**What is required:**
Without any images, write the data out exactly as it appears.

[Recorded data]
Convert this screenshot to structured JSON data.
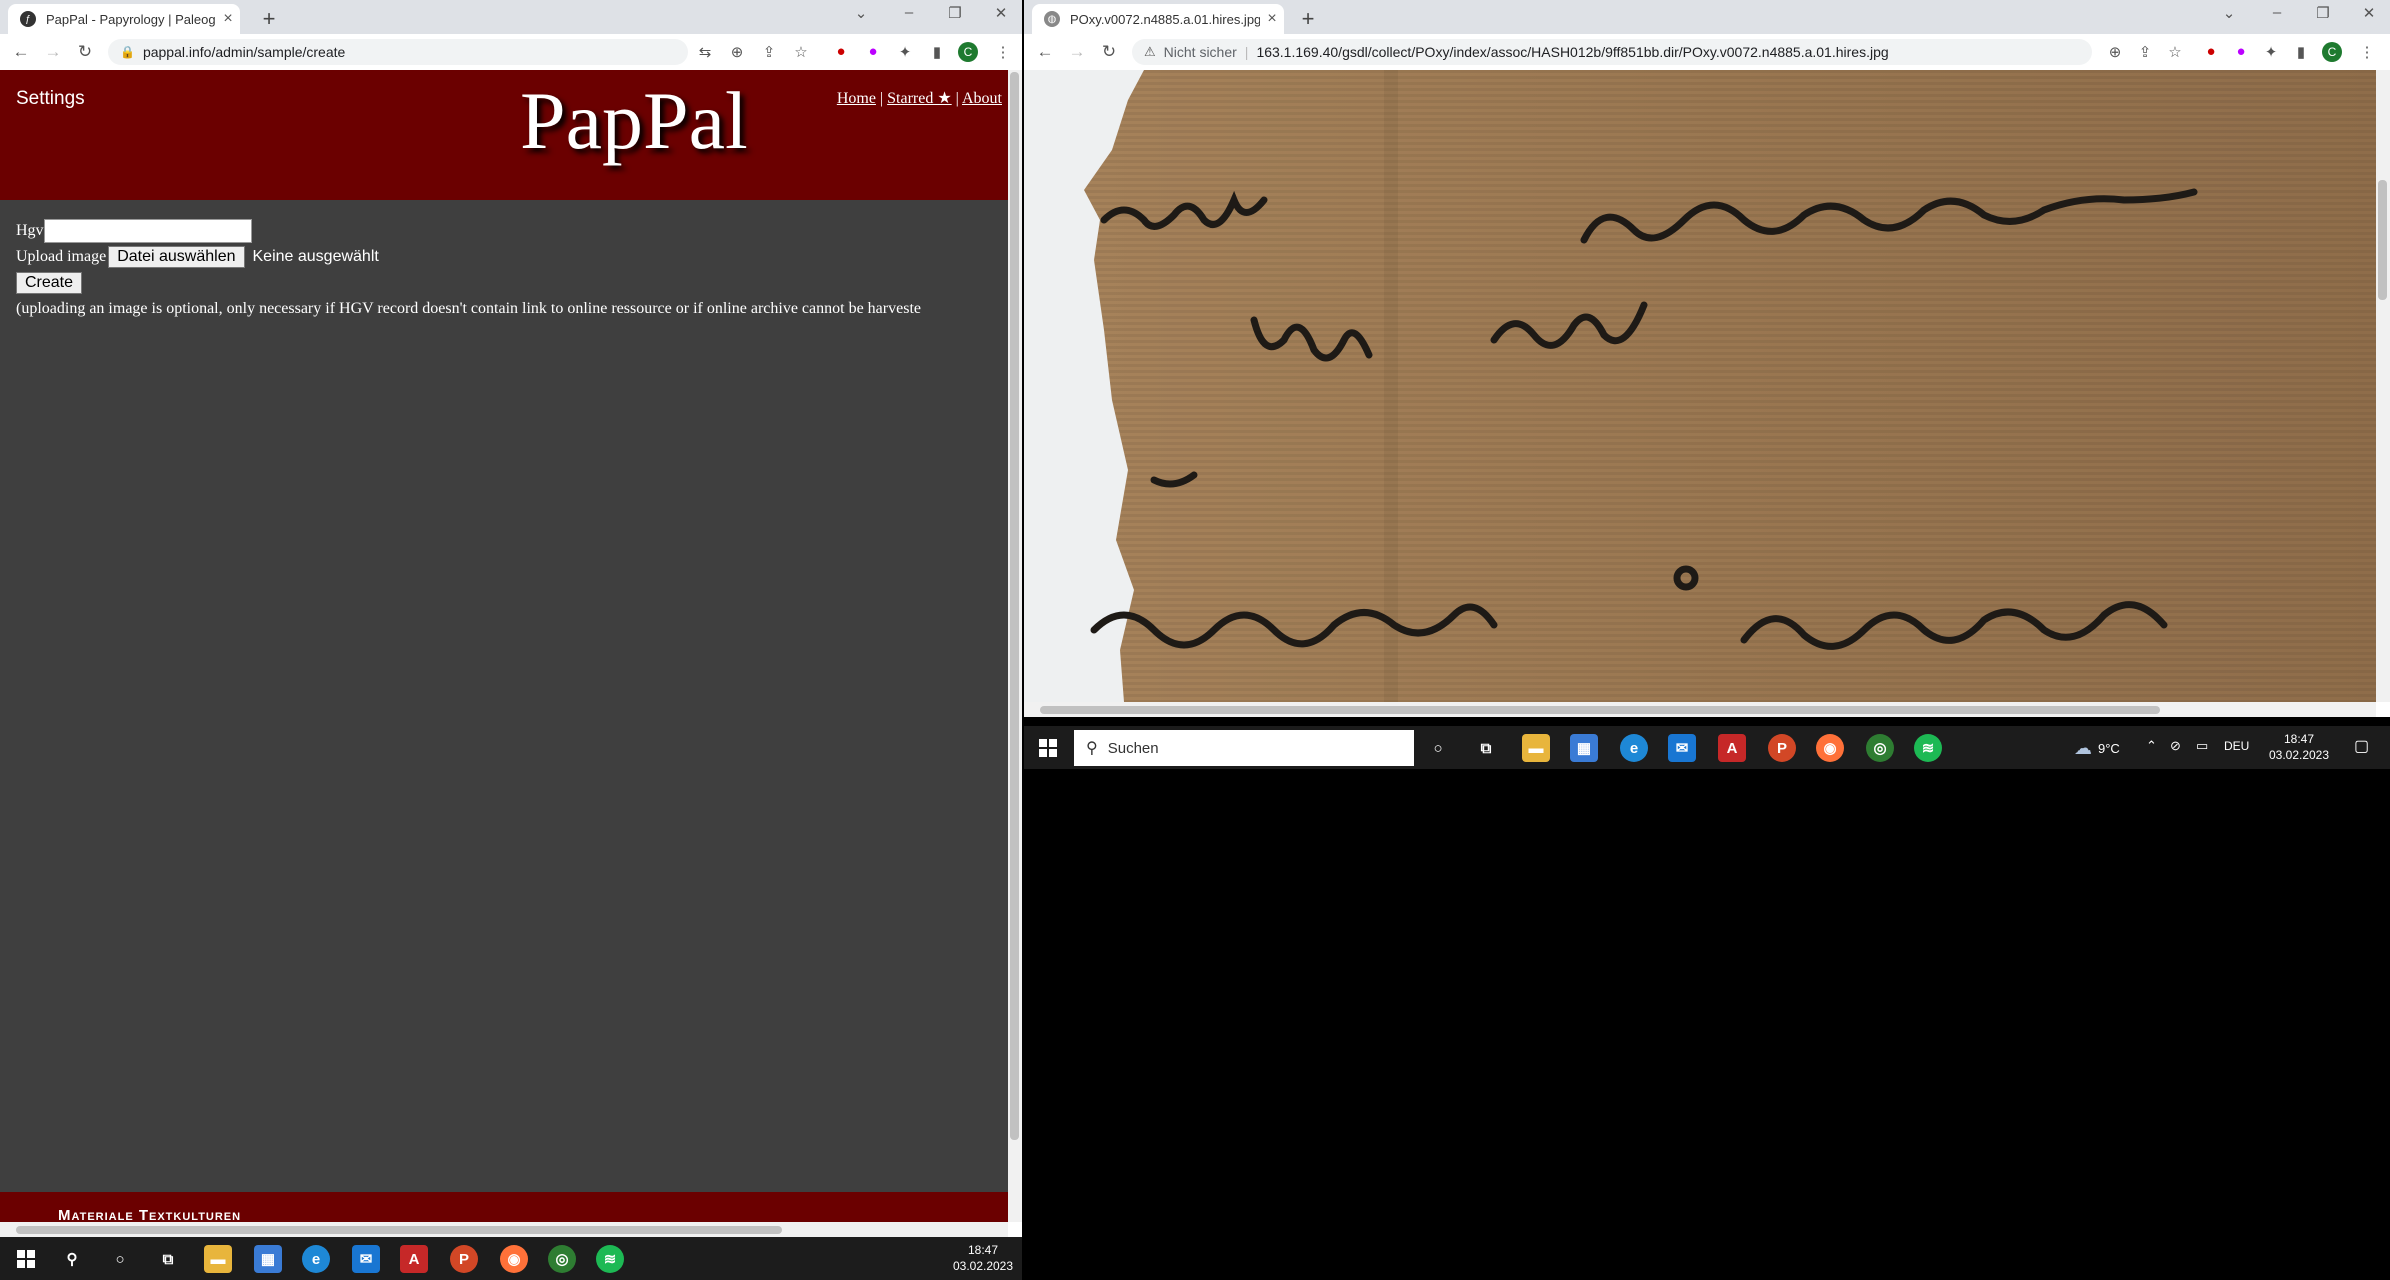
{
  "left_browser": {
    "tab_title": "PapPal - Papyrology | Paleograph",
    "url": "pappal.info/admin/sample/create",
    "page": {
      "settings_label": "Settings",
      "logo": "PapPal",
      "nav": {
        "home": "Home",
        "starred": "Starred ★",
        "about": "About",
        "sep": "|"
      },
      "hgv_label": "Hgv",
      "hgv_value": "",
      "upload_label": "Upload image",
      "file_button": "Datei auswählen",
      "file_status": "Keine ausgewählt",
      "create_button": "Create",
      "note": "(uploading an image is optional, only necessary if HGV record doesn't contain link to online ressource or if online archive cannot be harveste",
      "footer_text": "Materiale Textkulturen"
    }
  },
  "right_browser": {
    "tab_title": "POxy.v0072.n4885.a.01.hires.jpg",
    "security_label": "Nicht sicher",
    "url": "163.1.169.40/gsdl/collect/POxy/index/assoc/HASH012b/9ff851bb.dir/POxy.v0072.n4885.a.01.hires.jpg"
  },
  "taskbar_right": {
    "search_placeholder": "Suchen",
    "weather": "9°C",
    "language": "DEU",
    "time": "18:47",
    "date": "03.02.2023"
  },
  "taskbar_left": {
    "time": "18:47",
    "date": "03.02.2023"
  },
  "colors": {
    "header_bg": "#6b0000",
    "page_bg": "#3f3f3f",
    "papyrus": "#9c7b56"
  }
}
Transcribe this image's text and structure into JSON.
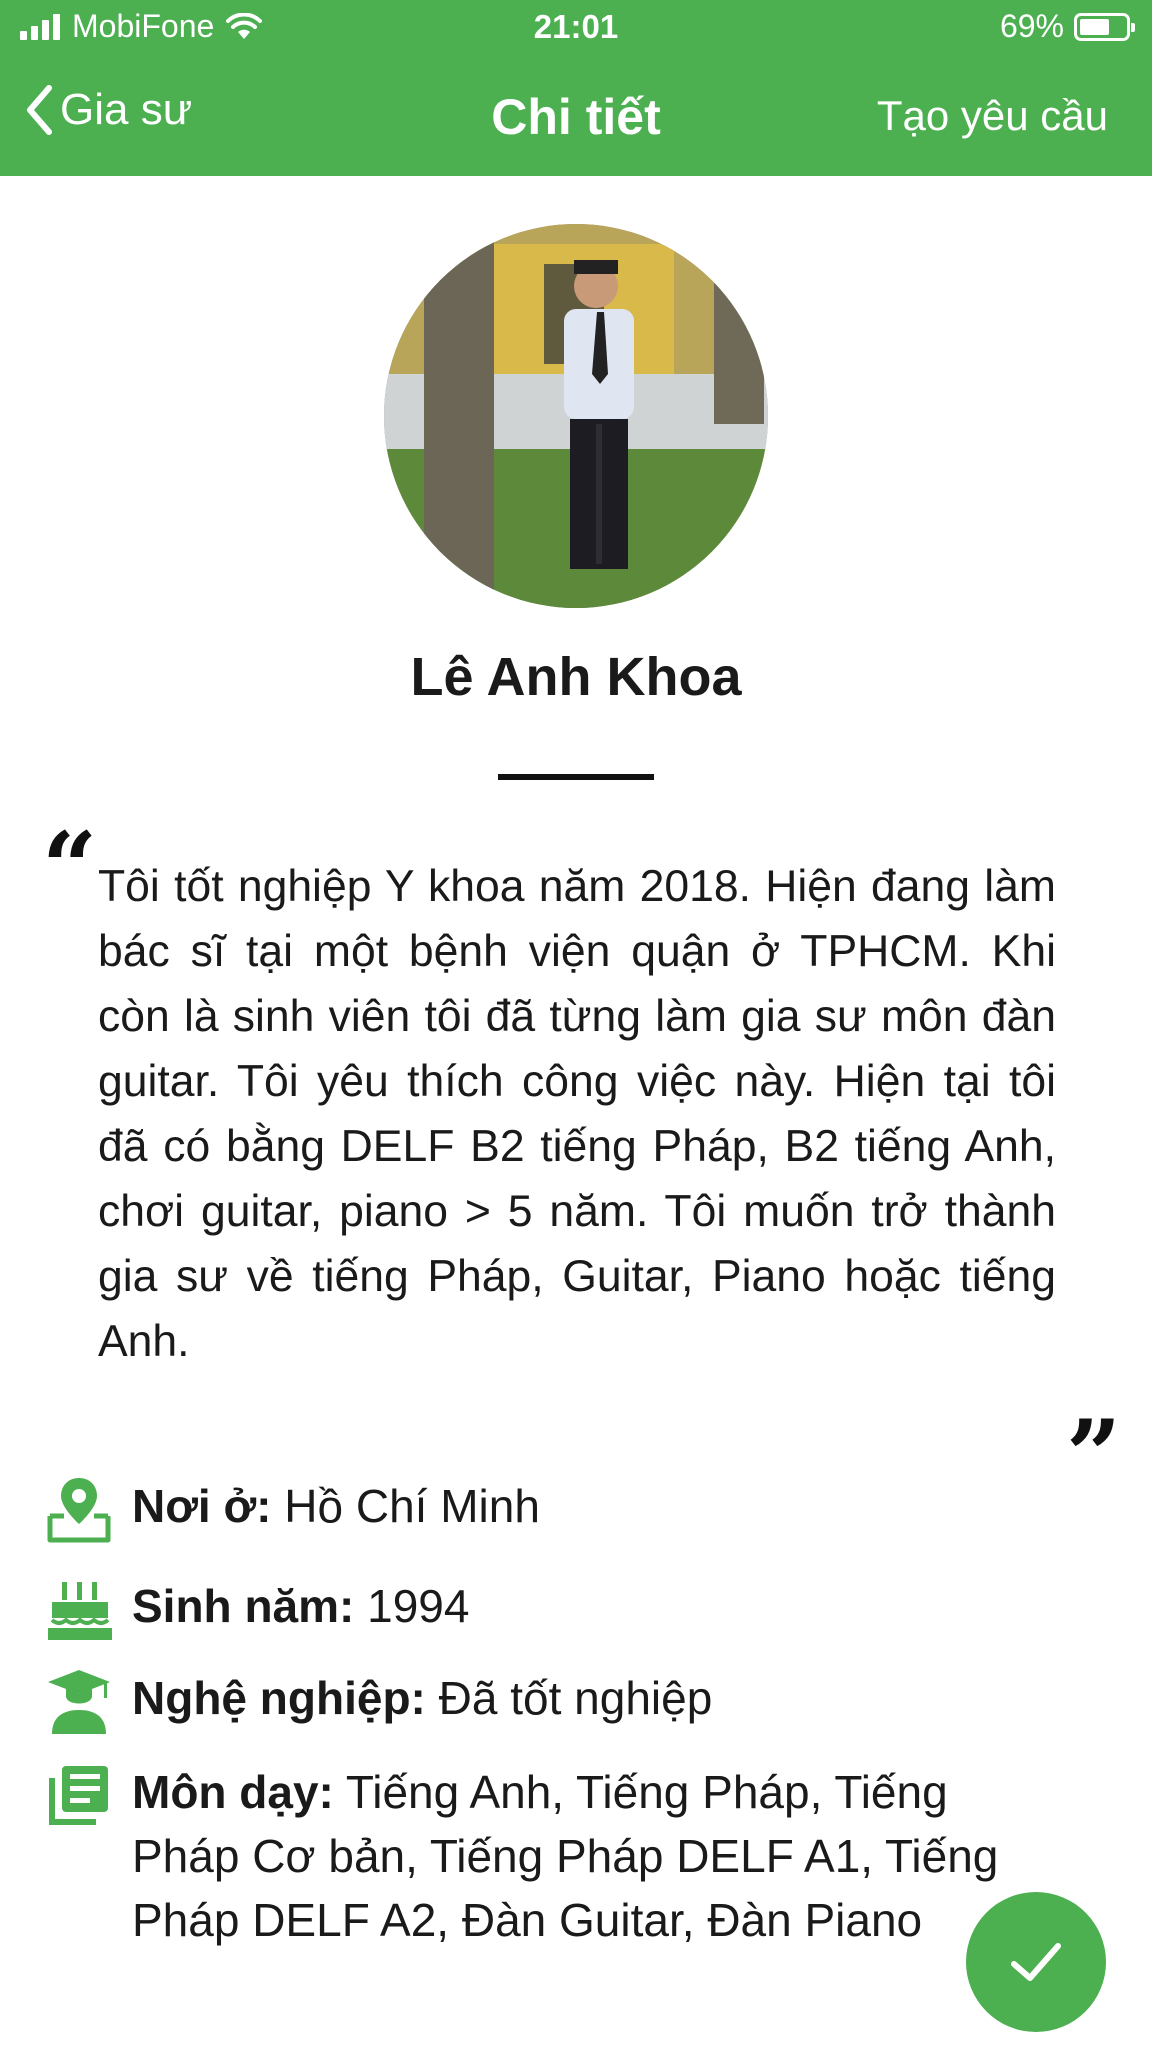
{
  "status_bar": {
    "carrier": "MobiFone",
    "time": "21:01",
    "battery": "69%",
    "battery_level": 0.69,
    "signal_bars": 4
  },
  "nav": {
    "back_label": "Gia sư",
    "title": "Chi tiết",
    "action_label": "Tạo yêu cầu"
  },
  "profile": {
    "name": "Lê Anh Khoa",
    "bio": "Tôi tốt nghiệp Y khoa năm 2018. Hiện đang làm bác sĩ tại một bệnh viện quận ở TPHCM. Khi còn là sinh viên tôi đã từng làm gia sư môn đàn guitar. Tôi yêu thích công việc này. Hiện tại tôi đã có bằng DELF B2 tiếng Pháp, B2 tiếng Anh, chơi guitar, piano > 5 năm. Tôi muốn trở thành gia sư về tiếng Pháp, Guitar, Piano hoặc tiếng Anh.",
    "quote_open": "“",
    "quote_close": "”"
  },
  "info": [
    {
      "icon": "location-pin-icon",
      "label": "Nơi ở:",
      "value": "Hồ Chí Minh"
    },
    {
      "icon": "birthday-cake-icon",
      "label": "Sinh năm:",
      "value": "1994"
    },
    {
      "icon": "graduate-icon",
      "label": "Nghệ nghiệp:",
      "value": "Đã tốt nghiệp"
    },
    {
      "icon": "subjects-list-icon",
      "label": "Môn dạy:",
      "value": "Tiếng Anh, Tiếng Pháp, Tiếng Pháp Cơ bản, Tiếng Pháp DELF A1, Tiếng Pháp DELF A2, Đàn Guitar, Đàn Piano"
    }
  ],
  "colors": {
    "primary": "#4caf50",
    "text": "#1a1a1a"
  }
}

**Solution for this problem:**
Convert this screenshot to structured JSON data.
{
  "left_browser": {
    "tab_title": "PapPal - Papyrology | Paleograph",
    "url": "pappal.info/admin/sample/create",
    "page": {
      "settings_label": "Settings",
      "logo": "PapPal",
      "nav": {
        "home": "Home",
        "starred": "Starred ★",
        "about": "About",
        "sep": "|"
      },
      "hgv_label": "Hgv",
      "hgv_value": "",
      "upload_label": "Upload image",
      "file_button": "Datei auswählen",
      "file_status": "Keine ausgewählt",
      "create_button": "Create",
      "note": "(uploading an image is optional, only necessary if HGV record doesn't contain link to online ressource or if online archive cannot be harveste",
      "footer_text": "Materiale Textkulturen"
    }
  },
  "right_browser": {
    "tab_title": "POxy.v0072.n4885.a.01.hires.jpg",
    "security_label": "Nicht sicher",
    "url": "163.1.169.40/gsdl/collect/POxy/index/assoc/HASH012b/9ff851bb.dir/POxy.v0072.n4885.a.01.hires.jpg"
  },
  "taskbar_right": {
    "search_placeholder": "Suchen",
    "weather": "9°C",
    "language": "DEU",
    "time": "18:47",
    "date": "03.02.2023"
  },
  "taskbar_left": {
    "time": "18:47",
    "date": "03.02.2023"
  },
  "colors": {
    "header_bg": "#6b0000",
    "page_bg": "#3f3f3f",
    "papyrus": "#9c7b56"
  }
}
Transcribe this image's text and structure into JSON.
{
  "status_bar": {
    "carrier": "MobiFone",
    "time": "21:01",
    "battery": "69%",
    "battery_level": 0.69,
    "signal_bars": 4
  },
  "nav": {
    "back_label": "Gia sư",
    "title": "Chi tiết",
    "action_label": "Tạo yêu cầu"
  },
  "profile": {
    "name": "Lê Anh Khoa",
    "bio": "Tôi tốt nghiệp Y khoa năm 2018. Hiện đang làm bác sĩ tại một bệnh viện quận ở TPHCM. Khi còn là sinh viên tôi đã từng làm gia sư môn đàn guitar. Tôi yêu thích công việc này. Hiện tại tôi đã có bằng DELF B2 tiếng Pháp, B2 tiếng Anh, chơi guitar, piano > 5 năm. Tôi muốn trở thành gia sư về tiếng Pháp, Guitar, Piano hoặc tiếng Anh.",
    "quote_open": "“",
    "quote_close": "”"
  },
  "info": [
    {
      "icon": "location-pin-icon",
      "label": "Nơi ở:",
      "value": "Hồ Chí Minh"
    },
    {
      "icon": "birthday-cake-icon",
      "label": "Sinh năm:",
      "value": "1994"
    },
    {
      "icon": "graduate-icon",
      "label": "Nghệ nghiệp:",
      "value": "Đã tốt nghiệp"
    },
    {
      "icon": "subjects-list-icon",
      "label": "Môn dạy:",
      "value": "Tiếng Anh, Tiếng Pháp, Tiếng Pháp Cơ bản, Tiếng Pháp DELF A1, Tiếng Pháp DELF A2, Đàn Guitar, Đàn Piano"
    }
  ],
  "colors": {
    "primary": "#4caf50",
    "text": "#1a1a1a"
  }
}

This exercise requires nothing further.